Series Overview | Episode Descriptions
the contemporary environmental
issues facing our planet… (and)
will engage viewers and take the
discussion beyond the television set.
The Green21 perspective is positive, empowering and intelligent. The series inspires viewers to re-imagine the world and their role in it. Threat-based reporting on climate change issues dominates the media, and this negative messaging plays to people’s fear and guilt, fostering apathy or a sense of overwhelm. Green21 is exceptional, featuring unlikely environmentalists and highlighting ways in which individuals and communities are making a difference.
The first section of each Green21 episode begins with a quick-paced, narrated montage that gives an overview of the issue. Viewers then meet one person – a builder, nurse or community organizer – working to address the issue in a positive way. For example, in the episode about energy, “Joule the Energy,” viewers meet Frank Wilson, a retired Navy captain who is installing solar shingles on his roof. In the episode about water, “Got H2O?,” viewers follow Imelda Padilla as she volunteers to teach tree planting workshops to youth in her Los Angeles neighborhood.

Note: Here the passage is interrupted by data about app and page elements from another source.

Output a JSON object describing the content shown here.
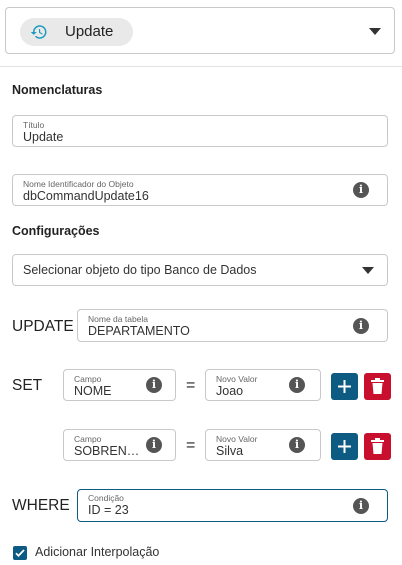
{
  "top_select": {
    "chip_label": "Update",
    "chip_icon": "history-icon"
  },
  "sections": {
    "nomenclaturas": "Nomenclaturas",
    "configuracoes": "Configurações"
  },
  "titulo": {
    "label": "Título",
    "value": "Update"
  },
  "nome_identificador": {
    "label": "Nome Identificador do Objeto",
    "value": "dbCommandUpdate16"
  },
  "db_object_select": {
    "placeholder": "Selecionar objeto do tipo Banco de Dados"
  },
  "update": {
    "keyword": "UPDATE",
    "label": "Nome da tabela",
    "value": "DEPARTAMENTO"
  },
  "set": {
    "keyword": "SET",
    "equals": "=",
    "rows": [
      {
        "campo_label": "Campo",
        "campo_value": "NOME",
        "valor_label": "Novo Valor",
        "valor_value": "Joao"
      },
      {
        "campo_label": "Campo",
        "campo_value": "SOBRENO...",
        "valor_label": "Novo Valor",
        "valor_value": "Silva"
      }
    ]
  },
  "where": {
    "keyword": "WHERE",
    "label": "Condição",
    "value": "ID = 23"
  },
  "interpolacao": {
    "label": "Adicionar Interpolação",
    "checked": true
  },
  "colors": {
    "primary": "#0d5a82",
    "danger": "#c8102e",
    "border": "#c9c9c9",
    "chip_bg": "#e9e9e9"
  }
}
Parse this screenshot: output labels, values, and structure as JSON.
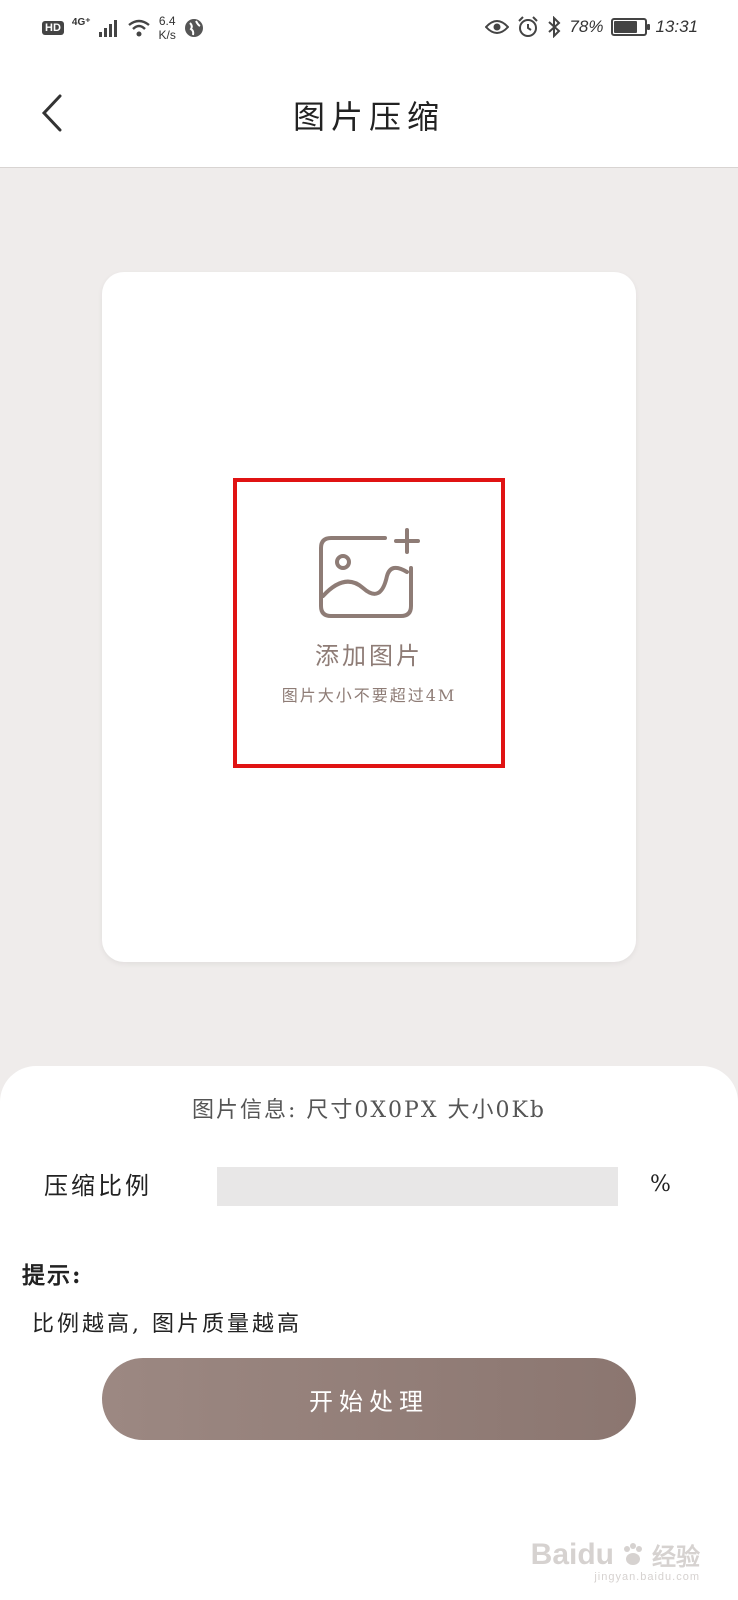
{
  "status_bar": {
    "hd": "HD",
    "network": "4G⁺",
    "speed_value": "6.4",
    "speed_unit": "K/s",
    "battery_percent": "78%",
    "battery_level": 0.78,
    "time": "13:31"
  },
  "header": {
    "title": "图片压缩"
  },
  "upload": {
    "label": "添加图片",
    "hint": "图片大小不要超过4M"
  },
  "panel": {
    "info": "图片信息: 尺寸0X0PX  大小0Kb",
    "ratio_label": "压缩比例",
    "ratio_value": "",
    "percent": "%",
    "tips_title": "提示:",
    "tips_text": "比例越高, 图片质量越高",
    "start_button": "开始处理"
  },
  "watermark": {
    "brand": "Bai",
    "brand_suffix": "du",
    "cn": "经验",
    "url": "jingyan.baidu.com"
  },
  "colors": {
    "accent": "#8e7c76",
    "highlight_border": "#e01313",
    "page_bg": "#efeceb"
  }
}
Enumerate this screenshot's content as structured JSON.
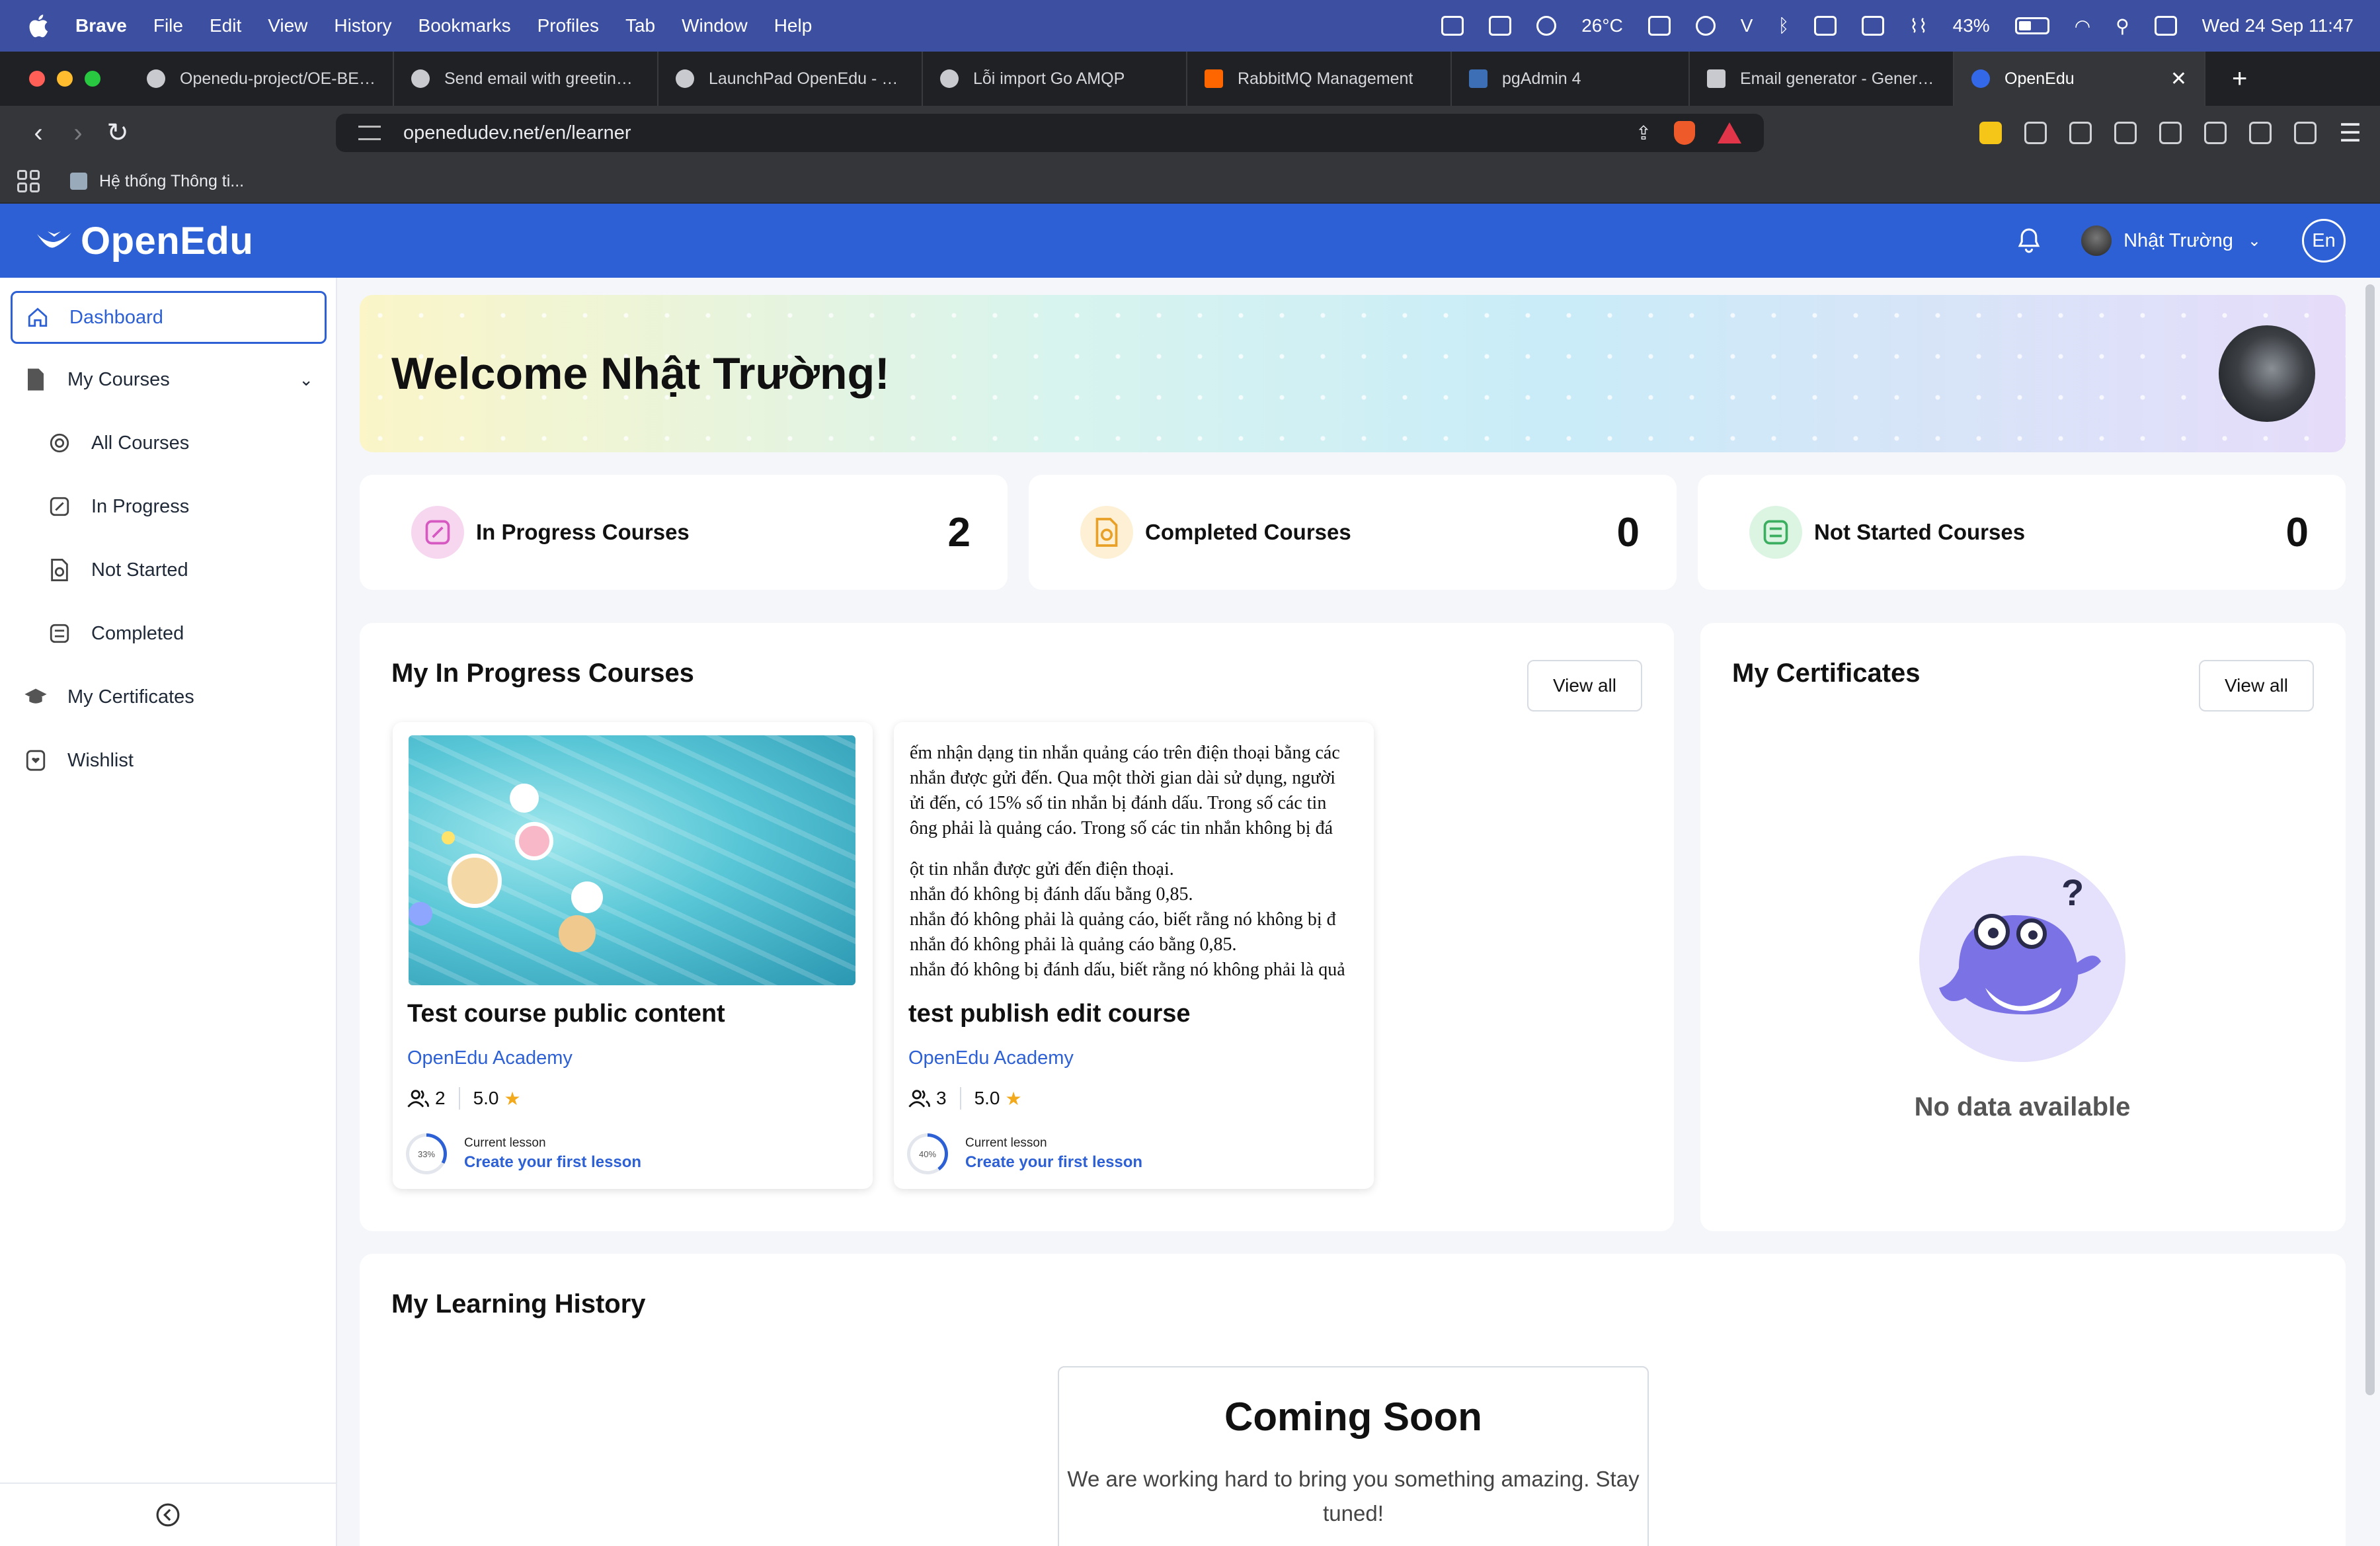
{
  "menubar": {
    "app": "Brave",
    "items": [
      "File",
      "Edit",
      "View",
      "History",
      "Bookmarks",
      "Profiles",
      "Tab",
      "Window",
      "Help"
    ],
    "weather": "26°C",
    "battery": "43%",
    "datetime": "Wed 24 Sep  11:47"
  },
  "tabs": [
    {
      "label": "Openedu-project/OE-BE at"
    },
    {
      "label": "Send email with greeting w"
    },
    {
      "label": "LaunchPad OpenEdu - Dịch"
    },
    {
      "label": "Lỗi import Go AMQP"
    },
    {
      "label": "RabbitMQ Management"
    },
    {
      "label": "pgAdmin 4"
    },
    {
      "label": "Email generator - Generate"
    },
    {
      "label": "OpenEdu"
    }
  ],
  "address": {
    "url": "openedudev.net/en/learner"
  },
  "bookmarks": {
    "item": "Hệ thống Thông ti..."
  },
  "header": {
    "logo": "OpenEdu",
    "user": "Nhật Trường",
    "lang": "En"
  },
  "sidebar": {
    "dashboard": "Dashboard",
    "my_courses": "My Courses",
    "all_courses": "All Courses",
    "in_progress": "In Progress",
    "not_started": "Not Started",
    "completed": "Completed",
    "certificates": "My Certificates",
    "wishlist": "Wishlist"
  },
  "welcome": {
    "text": "Welcome Nhật Trường!"
  },
  "stats": [
    {
      "label": "In Progress Courses",
      "value": "2",
      "color": "#f7d6f0"
    },
    {
      "label": "Completed Courses",
      "value": "0",
      "color": "#fdf0d4"
    },
    {
      "label": "Not Started Courses",
      "value": "0",
      "color": "#dcf5e3"
    }
  ],
  "in_progress_panel": {
    "title": "My In Progress Courses",
    "view_all": "View all",
    "courses": [
      {
        "title": "Test course public content",
        "org": "OpenEdu Academy",
        "learners": "2",
        "rating": "5.0",
        "progress": 33,
        "progress_label": "33%",
        "current_lesson_label": "Current lesson",
        "current_lesson": "Create your first lesson"
      },
      {
        "title": "test publish edit course",
        "org": "OpenEdu Academy",
        "learners": "3",
        "rating": "5.0",
        "progress": 40,
        "progress_label": "40%",
        "current_lesson_label": "Current lesson",
        "current_lesson": "Create your first lesson",
        "thumb_lines": [
          "ếm nhận dạng tin nhắn quảng cáo trên điện thoại bằng các",
          "nhắn được gửi đến. Qua một thời gian dài sử dụng, người",
          "ửi đến, có 15%  số tin nhắn bị đánh dấu. Trong số các tin",
          "ông phải là quảng cáo. Trong số các tin nhắn không bị đá",
          "",
          "ột tin nhắn được gửi đến điện thoại.",
          " nhắn đó không bị đánh dấu bằng  0,85.",
          " nhắn đó không phải là quảng cáo, biết rằng nó không bị đ",
          " nhắn đó không phải là quảng cáo bằng  0,85.",
          " nhắn đó không bị đánh dấu, biết rằng nó không phải là quả"
        ]
      }
    ]
  },
  "certificates_panel": {
    "title": "My Certificates",
    "view_all": "View all",
    "empty": "No data available"
  },
  "history_panel": {
    "title": "My Learning History",
    "soon_title": "Coming Soon",
    "soon_text": "We are working hard to bring you something amazing. Stay tuned!"
  }
}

The next sections delve into the science, innovation and technology of the issue with recognized experts in the field. For example, in the episode about the science behind climate change and carbon cycles, “Counting, Measuring, Mapping,” Wattzon founder Saul Griffith introduces his online tool for computing and analyzing the total amount of energy needed to support all facets of one’s lifestyle. As Griffith demos the tool, he cites the axiom, “If you can’t measure it, you can’t manage it.” In the episode about transportation, “On the Move,” one of the innovation sections highlights how automakers are implementing large-scale use of recycled materials in new cars, and creating lightweight but strong components which improve efficiency and save fuel.
Visionary thinkers conclude each episode by presenting the long view and offering creative solutions. In the final episode “We’re All Participants,” Chief Almir of the Surui tribe in the Brazilian Amazon tells how he forged a partnership with Google to equip the youth of indigenous tribes with technology to document changes in their environment. In the case of “On the Move,” the episode concludes by looking beyond personal transportation. Viewers meet the pioneers behind car sharing, ride sharing, bike sharing and public transportation, and learn of agile ways to match needs with resources, leading not only to savings but new paradigms for the 21st century.
In the first season, Green21 will focus on the issues of the day in the U.S., supplemented by international stories in China, India, Brazil and Switzerland. The second season will revisit timely topics with new stories, and the international focus will shift to other regions of the world, highlighting issues in Nigeria, Zimbabwe, Australia and Venezuela.